Traditionally we’ve focused on the first two: the competitors and the contract status.
Find out what they use, how long they have to run on the contract and then pitch our product or service relative to the competition.
The problem with pitching my product or service against what the customer already uses is that they don’t really care. They don’t really care whether I have an extra widget over and above the one they use today because the functional performance of the product or service doesn’t necessarily change.
So what really matters to them is what really matters to them – the context of their world, which are the goals, objectives, problems or challenges they face on a daily basis.
Their goals may be personal or professional, their objectives organisational or departmental, their problems are those areas which provide opportunities for improvement and challenges are the barriers or obstacles that halt their progression.

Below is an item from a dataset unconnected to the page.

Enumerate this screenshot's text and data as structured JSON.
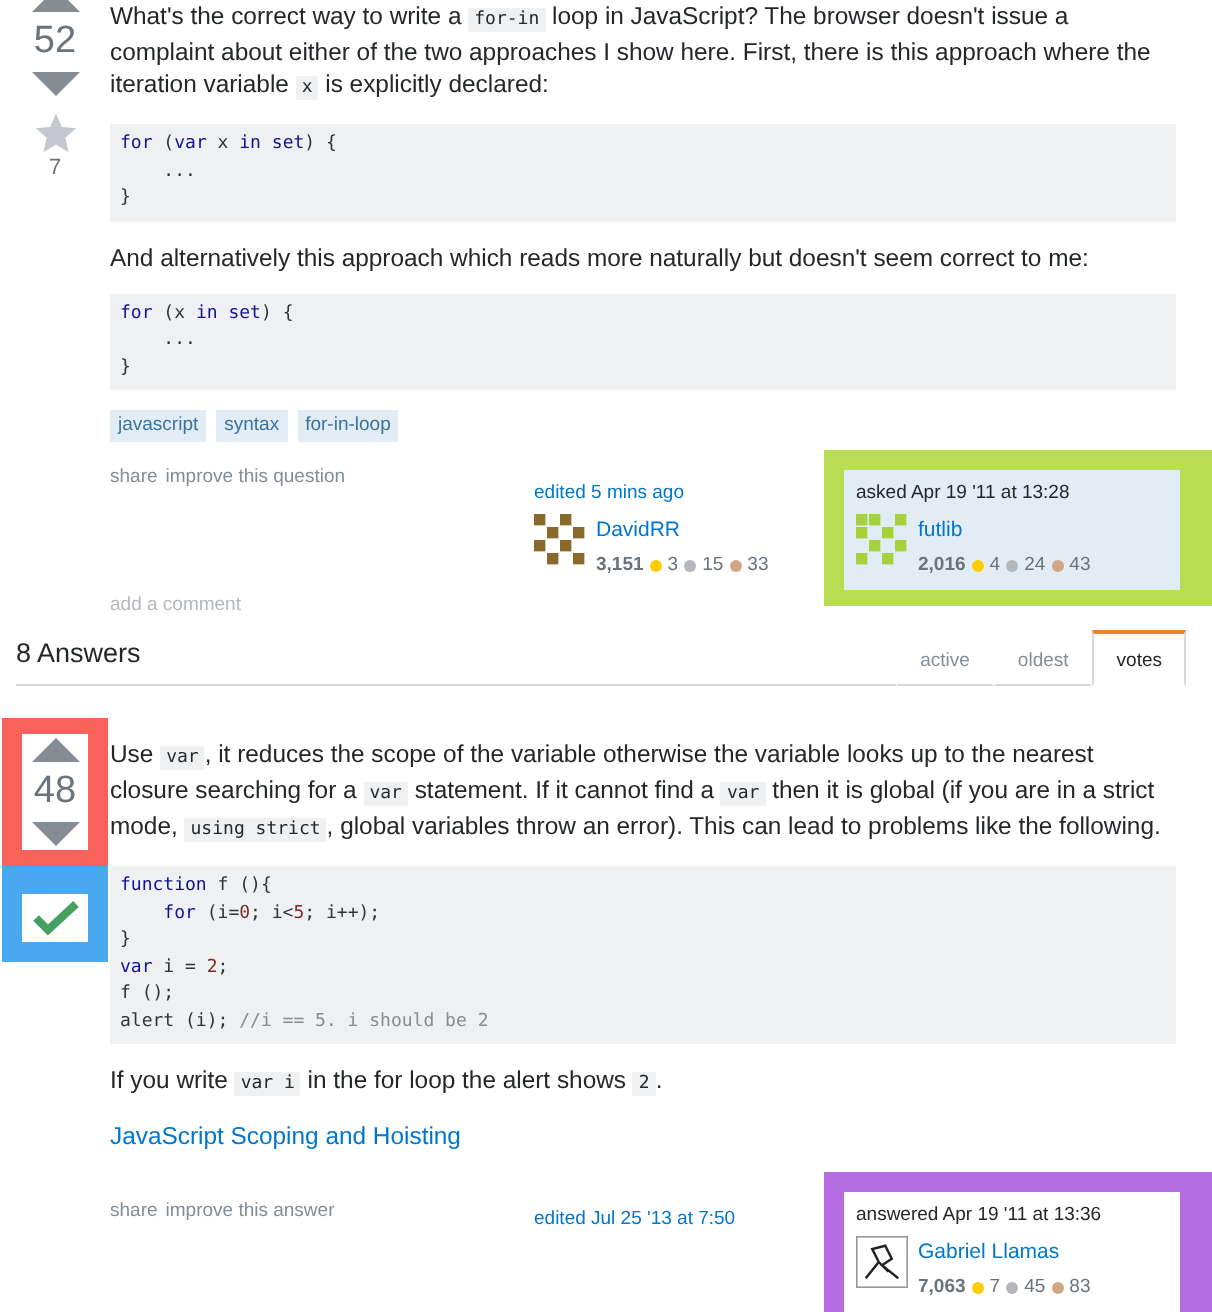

In understanding the customers context – their goals, objectives, problems and challenges – then we can frame our offer and what we do, not versus the competition, but aligned with their world. And it is in pitching our product or service relative to the customer’s Context where we have the opportunity to make the biggest difference.